Whatever the true cause of this correlation might be, I think it provides a good opportunity to mention some of the possible benefits of chocolate, which include:
- Boosting heart health
- Improving blood flow and circulation
- Improving cognitive abilities
- Providing UV protection for your skin
- Reducing stress
Let us not forget that, since the Aztecs, many people have considered chocolate to be an aphrodisiac. While the scientic research on chocolate's aphrodiasiac properties have been mixed, according to this article, "it's plausible that chocolate contains a little love mojo: The neurotransmitters serotonin and anandamide both contribute to feelings of happiness and euphoria during sex. And both are found in chocolate."
Remember that not all chocolate is created equal. I don't think we can claim that my favorite Halloween candy is healthy. You will get the most health benefits from dark chocolate. Dark chocolate (65% or higher cocoa) has far more antioxidants than milk chocolate. The downside of chocolate is that it is high in calories and caffeine, so moderation is key.
Dark chocolate recipes:
- Dark chocolate and cherry brownies
- Dark chocolate mulled wine sauce
- Dark chocolate bark with pistachios, sweetened dried cherries, and pumpkin seeds
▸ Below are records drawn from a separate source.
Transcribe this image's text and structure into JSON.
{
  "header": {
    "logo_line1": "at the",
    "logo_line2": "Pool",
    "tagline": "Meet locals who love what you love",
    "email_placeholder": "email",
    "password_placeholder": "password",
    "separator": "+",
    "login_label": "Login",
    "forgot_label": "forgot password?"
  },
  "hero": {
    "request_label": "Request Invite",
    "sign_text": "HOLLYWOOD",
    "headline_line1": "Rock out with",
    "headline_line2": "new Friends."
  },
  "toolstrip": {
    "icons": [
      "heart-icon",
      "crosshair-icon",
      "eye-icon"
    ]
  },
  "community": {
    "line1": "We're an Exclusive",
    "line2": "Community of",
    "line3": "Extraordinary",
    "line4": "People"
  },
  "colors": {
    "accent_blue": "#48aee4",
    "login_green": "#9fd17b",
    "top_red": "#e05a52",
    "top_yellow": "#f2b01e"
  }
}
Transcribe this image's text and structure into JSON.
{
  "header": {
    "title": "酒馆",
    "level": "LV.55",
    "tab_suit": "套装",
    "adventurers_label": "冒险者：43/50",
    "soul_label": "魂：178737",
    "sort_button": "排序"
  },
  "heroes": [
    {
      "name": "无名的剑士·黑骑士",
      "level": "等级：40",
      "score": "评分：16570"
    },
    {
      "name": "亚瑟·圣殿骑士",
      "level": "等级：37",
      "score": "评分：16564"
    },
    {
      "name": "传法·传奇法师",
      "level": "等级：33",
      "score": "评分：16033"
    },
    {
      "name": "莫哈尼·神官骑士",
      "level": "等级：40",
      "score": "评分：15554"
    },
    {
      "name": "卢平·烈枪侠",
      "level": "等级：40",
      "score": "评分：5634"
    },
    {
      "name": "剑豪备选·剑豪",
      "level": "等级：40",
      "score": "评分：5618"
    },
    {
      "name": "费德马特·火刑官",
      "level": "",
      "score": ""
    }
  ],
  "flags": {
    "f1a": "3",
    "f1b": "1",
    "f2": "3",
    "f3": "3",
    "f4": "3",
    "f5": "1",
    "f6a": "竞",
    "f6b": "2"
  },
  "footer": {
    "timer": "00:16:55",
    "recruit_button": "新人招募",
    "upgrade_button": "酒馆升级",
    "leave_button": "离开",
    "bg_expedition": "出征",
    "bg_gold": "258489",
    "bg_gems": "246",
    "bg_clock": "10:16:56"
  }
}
- Spiced hot dark chocolate
- Mocha pot de creme (pictured below)